With this pairing, Christoph Spering continues his exploration of some of the byways of the choral and vocal repertoire. Schumann’s choral music is desperately neglected, even by the standards of a composer who is still often misunderstood. That said, the two works recorded here don’t perhaps on paper present his best side. Richard Wigmore has described Der Rose Pilgerfahrt (‘The Pilgrimage of the Rose’) as ‘German Romanticism at its most sickly sweet’ (3/11) and it is clear how the tale of a rose becoming human to experience love might appeal more to 19th-century sensibilities than to our own.
SOMM RECORDINGS announces the release of Kathleen Ferrier in New York, historic performances of Mahler and Bach by the much-loved contralto during her triumphant visits to the United States in 1948 and 1950. Recorded live on Ferriers only appearances in Carnegie Hall in January 1948, four months after her acclaimed performance at the inaugural Edinburgh International Festival, Mahlers Das Lied von der Erde reunited her with the conductor Bruno Walter and saw her making first appearances with tenor Set Svanholm and the New York Philharmonic Orchestra. Re-mastered by Norman White and Adrian Tuddenham, this remarkable account pre-dates Ferriers often-reissued 1952 recording by four years and finds her in exhilarating fresh voice a vivid, vital display of a great artist at her peak.

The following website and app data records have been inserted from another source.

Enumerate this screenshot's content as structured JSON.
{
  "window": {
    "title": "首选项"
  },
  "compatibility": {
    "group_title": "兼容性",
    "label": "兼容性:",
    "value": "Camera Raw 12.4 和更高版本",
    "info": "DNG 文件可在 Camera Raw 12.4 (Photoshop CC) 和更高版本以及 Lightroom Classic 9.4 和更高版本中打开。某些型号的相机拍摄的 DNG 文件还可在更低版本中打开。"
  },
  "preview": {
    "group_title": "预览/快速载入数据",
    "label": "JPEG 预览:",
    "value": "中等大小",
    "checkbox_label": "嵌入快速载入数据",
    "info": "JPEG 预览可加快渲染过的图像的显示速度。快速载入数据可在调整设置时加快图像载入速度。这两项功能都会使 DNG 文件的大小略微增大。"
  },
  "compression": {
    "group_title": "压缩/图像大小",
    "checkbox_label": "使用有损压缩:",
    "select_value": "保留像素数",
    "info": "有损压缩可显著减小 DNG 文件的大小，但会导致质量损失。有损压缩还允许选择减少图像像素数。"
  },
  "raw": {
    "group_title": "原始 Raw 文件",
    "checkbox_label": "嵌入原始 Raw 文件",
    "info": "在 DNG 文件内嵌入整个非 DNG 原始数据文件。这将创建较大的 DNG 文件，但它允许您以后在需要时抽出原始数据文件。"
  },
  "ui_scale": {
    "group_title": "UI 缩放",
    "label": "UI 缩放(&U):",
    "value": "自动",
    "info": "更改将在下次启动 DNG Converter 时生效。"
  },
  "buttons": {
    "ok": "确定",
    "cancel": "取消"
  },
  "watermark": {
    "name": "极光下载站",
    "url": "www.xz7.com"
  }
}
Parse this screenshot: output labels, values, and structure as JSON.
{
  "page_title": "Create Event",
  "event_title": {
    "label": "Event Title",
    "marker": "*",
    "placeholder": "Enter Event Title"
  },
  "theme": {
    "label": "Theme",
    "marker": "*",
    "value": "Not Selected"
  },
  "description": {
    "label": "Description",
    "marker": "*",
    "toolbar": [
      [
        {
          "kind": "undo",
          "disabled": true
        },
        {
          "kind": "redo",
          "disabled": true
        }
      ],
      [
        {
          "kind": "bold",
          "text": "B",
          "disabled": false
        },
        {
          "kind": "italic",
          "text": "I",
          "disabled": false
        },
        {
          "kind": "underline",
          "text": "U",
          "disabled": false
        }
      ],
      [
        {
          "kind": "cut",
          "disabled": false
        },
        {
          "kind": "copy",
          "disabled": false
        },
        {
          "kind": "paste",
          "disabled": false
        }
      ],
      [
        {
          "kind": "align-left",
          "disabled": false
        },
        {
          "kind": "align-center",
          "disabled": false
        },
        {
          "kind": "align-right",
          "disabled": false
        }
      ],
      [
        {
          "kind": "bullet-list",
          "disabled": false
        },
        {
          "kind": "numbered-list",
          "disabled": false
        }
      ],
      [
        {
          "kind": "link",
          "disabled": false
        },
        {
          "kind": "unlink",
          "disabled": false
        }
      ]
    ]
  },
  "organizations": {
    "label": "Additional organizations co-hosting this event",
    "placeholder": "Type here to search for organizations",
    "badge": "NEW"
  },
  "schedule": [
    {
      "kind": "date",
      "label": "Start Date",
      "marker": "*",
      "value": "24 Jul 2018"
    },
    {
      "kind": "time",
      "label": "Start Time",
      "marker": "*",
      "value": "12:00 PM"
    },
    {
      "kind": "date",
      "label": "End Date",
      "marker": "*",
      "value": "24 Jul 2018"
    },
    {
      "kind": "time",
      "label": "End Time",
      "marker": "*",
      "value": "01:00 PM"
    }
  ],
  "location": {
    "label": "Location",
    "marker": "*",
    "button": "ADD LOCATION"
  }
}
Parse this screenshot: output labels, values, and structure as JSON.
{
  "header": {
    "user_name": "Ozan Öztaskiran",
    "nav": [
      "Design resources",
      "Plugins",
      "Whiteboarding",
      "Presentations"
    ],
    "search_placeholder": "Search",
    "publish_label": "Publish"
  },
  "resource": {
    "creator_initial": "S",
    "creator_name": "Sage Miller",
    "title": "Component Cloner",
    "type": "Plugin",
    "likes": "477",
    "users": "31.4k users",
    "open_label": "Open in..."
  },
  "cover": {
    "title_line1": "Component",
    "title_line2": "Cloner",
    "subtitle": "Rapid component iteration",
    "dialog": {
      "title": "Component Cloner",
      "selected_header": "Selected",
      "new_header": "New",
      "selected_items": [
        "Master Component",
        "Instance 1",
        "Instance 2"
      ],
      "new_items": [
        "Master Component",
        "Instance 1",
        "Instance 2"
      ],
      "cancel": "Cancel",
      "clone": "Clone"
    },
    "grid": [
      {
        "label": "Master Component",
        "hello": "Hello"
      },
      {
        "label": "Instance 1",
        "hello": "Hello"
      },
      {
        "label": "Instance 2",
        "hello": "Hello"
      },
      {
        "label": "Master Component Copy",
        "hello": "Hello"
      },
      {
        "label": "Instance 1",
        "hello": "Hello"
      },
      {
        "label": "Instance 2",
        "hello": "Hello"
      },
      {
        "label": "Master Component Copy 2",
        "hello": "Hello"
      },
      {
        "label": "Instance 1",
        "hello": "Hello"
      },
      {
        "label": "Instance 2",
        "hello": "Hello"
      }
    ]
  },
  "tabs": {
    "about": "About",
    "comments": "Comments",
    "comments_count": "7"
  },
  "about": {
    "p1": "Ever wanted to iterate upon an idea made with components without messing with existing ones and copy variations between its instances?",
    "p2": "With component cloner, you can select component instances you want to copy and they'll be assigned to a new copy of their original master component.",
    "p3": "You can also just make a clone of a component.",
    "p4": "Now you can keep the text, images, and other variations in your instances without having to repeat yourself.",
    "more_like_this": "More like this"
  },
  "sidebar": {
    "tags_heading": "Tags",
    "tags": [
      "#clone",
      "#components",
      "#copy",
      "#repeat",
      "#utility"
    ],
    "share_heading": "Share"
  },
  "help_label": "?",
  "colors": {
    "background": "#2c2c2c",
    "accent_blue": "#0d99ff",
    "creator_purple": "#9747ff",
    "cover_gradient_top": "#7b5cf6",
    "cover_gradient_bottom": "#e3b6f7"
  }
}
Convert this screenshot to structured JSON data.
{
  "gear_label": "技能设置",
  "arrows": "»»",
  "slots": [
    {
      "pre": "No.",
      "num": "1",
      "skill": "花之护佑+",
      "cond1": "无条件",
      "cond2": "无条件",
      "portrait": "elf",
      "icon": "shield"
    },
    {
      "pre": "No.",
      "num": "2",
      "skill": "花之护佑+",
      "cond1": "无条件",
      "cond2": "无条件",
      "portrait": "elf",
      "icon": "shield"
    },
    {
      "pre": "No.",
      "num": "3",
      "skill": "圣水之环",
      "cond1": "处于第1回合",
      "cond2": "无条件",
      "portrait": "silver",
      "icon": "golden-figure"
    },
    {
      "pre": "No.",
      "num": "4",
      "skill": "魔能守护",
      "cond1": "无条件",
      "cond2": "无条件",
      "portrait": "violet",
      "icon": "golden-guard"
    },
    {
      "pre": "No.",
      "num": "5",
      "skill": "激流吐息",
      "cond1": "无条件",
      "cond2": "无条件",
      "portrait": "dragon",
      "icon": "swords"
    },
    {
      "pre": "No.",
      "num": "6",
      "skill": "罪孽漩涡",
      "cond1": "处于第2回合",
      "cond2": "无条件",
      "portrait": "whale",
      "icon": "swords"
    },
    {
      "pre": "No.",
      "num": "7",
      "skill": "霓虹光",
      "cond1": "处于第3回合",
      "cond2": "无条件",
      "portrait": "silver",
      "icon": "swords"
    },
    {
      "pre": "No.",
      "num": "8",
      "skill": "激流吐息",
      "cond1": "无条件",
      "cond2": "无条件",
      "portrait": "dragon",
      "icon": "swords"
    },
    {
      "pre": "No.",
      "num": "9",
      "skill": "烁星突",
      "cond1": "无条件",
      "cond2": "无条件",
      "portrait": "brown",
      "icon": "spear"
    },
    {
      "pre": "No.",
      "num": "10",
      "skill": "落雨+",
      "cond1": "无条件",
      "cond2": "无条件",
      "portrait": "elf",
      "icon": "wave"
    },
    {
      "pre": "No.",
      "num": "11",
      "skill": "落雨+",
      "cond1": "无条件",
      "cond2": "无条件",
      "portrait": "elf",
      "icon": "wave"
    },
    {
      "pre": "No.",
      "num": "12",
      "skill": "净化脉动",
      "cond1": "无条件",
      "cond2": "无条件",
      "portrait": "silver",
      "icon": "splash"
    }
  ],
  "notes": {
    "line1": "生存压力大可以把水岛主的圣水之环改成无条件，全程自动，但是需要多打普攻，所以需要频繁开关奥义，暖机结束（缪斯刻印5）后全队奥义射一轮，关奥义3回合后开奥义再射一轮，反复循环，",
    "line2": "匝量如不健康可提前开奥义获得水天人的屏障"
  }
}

Die Krupps was one of the first pioneers of electronic and industrial music alongside Einstürzende Neubaten in the early 80s. Die Krupps’ first release was 1981’s Stahlwerksinfonie, a 30-minute musical monolith of metallic sounds, electric guitar, saxophone, shouts, a monotonic bass line, and a motorik beat. 35 years later Die Krupps decided to revisit and update this landmark effort with Stahlwerkrequiem…